Content starts

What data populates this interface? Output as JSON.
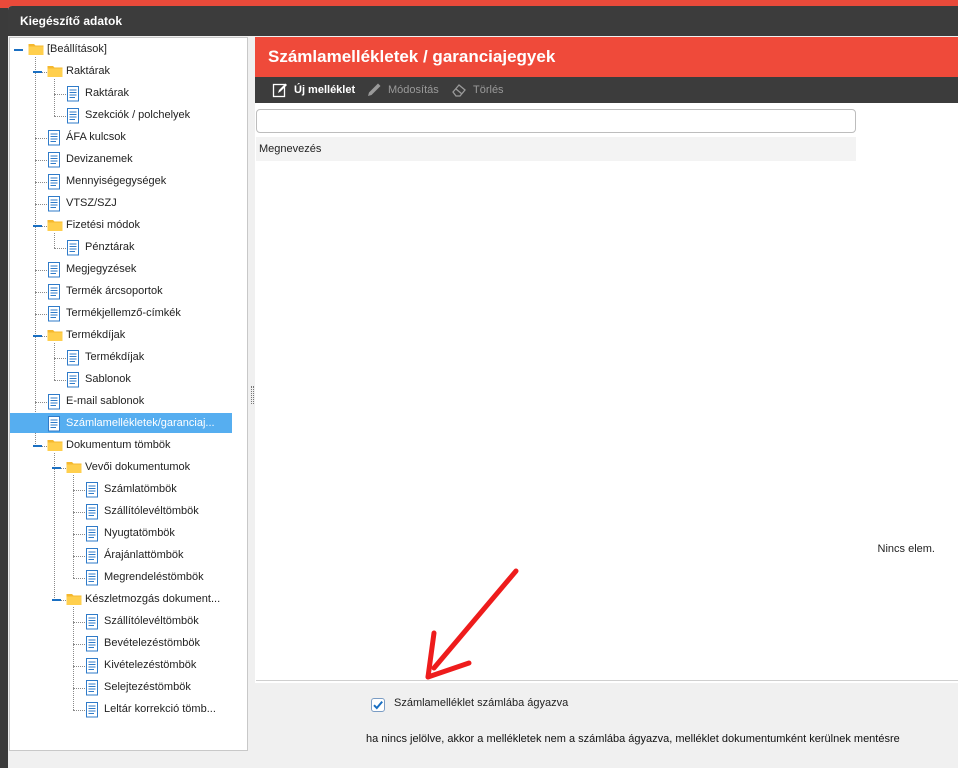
{
  "window": {
    "title": "Kiegészítő adatok"
  },
  "tree": {
    "items": [
      {
        "label": "[Beállítások]",
        "icon": "folder-icon",
        "level": 0
      },
      {
        "label": "Raktárak",
        "icon": "folder-icon",
        "level": 1
      },
      {
        "label": "Raktárak",
        "icon": "document-icon",
        "level": 2
      },
      {
        "label": "Szekciók / polchelyek",
        "icon": "document-icon",
        "level": 2
      },
      {
        "label": "ÁFA kulcsok",
        "icon": "document-icon",
        "level": 1
      },
      {
        "label": "Devizanemek",
        "icon": "document-icon",
        "level": 1
      },
      {
        "label": "Mennyiségegységek",
        "icon": "document-icon",
        "level": 1
      },
      {
        "label": "VTSZ/SZJ",
        "icon": "document-icon",
        "level": 1
      },
      {
        "label": "Fizetési módok",
        "icon": "folder-icon",
        "level": 1
      },
      {
        "label": "Pénztárak",
        "icon": "document-icon",
        "level": 2
      },
      {
        "label": "Megjegyzések",
        "icon": "document-icon",
        "level": 1
      },
      {
        "label": "Termék árcsoportok",
        "icon": "document-icon",
        "level": 1
      },
      {
        "label": "Termékjellemző-címkék",
        "icon": "document-icon",
        "level": 1
      },
      {
        "label": "Termékdíjak",
        "icon": "folder-icon",
        "level": 1
      },
      {
        "label": "Termékdíjak",
        "icon": "document-icon",
        "level": 2
      },
      {
        "label": "Sablonok",
        "icon": "document-icon",
        "level": 2
      },
      {
        "label": "E-mail sablonok",
        "icon": "document-icon",
        "level": 1
      },
      {
        "label": "Számlamellékletek/garanciaj...",
        "icon": "document-icon",
        "level": 1,
        "selected": true
      },
      {
        "label": "Dokumentum tömbök",
        "icon": "folder-icon",
        "level": 1
      },
      {
        "label": "Vevői dokumentumok",
        "icon": "folder-icon",
        "level": 2
      },
      {
        "label": "Számlatömbök",
        "icon": "document-icon",
        "level": 3
      },
      {
        "label": "Szállítólevéltömbök",
        "icon": "document-icon",
        "level": 3
      },
      {
        "label": "Nyugtatömbök",
        "icon": "document-icon",
        "level": 3
      },
      {
        "label": "Árajánlattömbök",
        "icon": "document-icon",
        "level": 3
      },
      {
        "label": "Megrendeléstömbök",
        "icon": "document-icon",
        "level": 3
      },
      {
        "label": "Készletmozgás dokument...",
        "icon": "folder-icon",
        "level": 2
      },
      {
        "label": "Szállítólevéltömbök",
        "icon": "document-icon",
        "level": 3
      },
      {
        "label": "Bevételezéstömbök",
        "icon": "document-icon",
        "level": 3
      },
      {
        "label": "Kivételezéstömbök",
        "icon": "document-icon",
        "level": 3
      },
      {
        "label": "Selejtezéstömbök",
        "icon": "document-icon",
        "level": 3
      },
      {
        "label": "Leltár korrekció tömb...",
        "icon": "document-icon",
        "level": 3
      }
    ]
  },
  "main": {
    "title": "Számlamellékletek / garanciajegyek",
    "toolbar": {
      "new_label": "Új melléklet",
      "edit_label": "Módosítás",
      "delete_label": "Törlés"
    },
    "search": {
      "placeholder": "",
      "value": ""
    },
    "grid": {
      "columns": [
        "Megnevezés"
      ],
      "empty_text": "Nincs elem."
    },
    "embed_checkbox": {
      "label": "Számlamelléklet számlába ágyazva",
      "checked": true
    },
    "hint": "ha nincs jelölve, akkor a mellékletek nem a számlába ágyazva, melléklet dokumentumként kerülnek mentésre"
  },
  "colors": {
    "accent": "#ef4a3a",
    "titlebar": "#3c3c3c",
    "selection": "#56aef0",
    "annotation_arrow": "#ee1c1c"
  }
}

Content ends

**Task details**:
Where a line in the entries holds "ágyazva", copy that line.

**Solution to the exercise**:
      "label": "Számlamelléklet számlába ágyazva",
    "hint": "ha nincs jelölve, akkor a mellékletek nem a számlába ágyazva, melléklet dokumentumként kerülnek mentésre"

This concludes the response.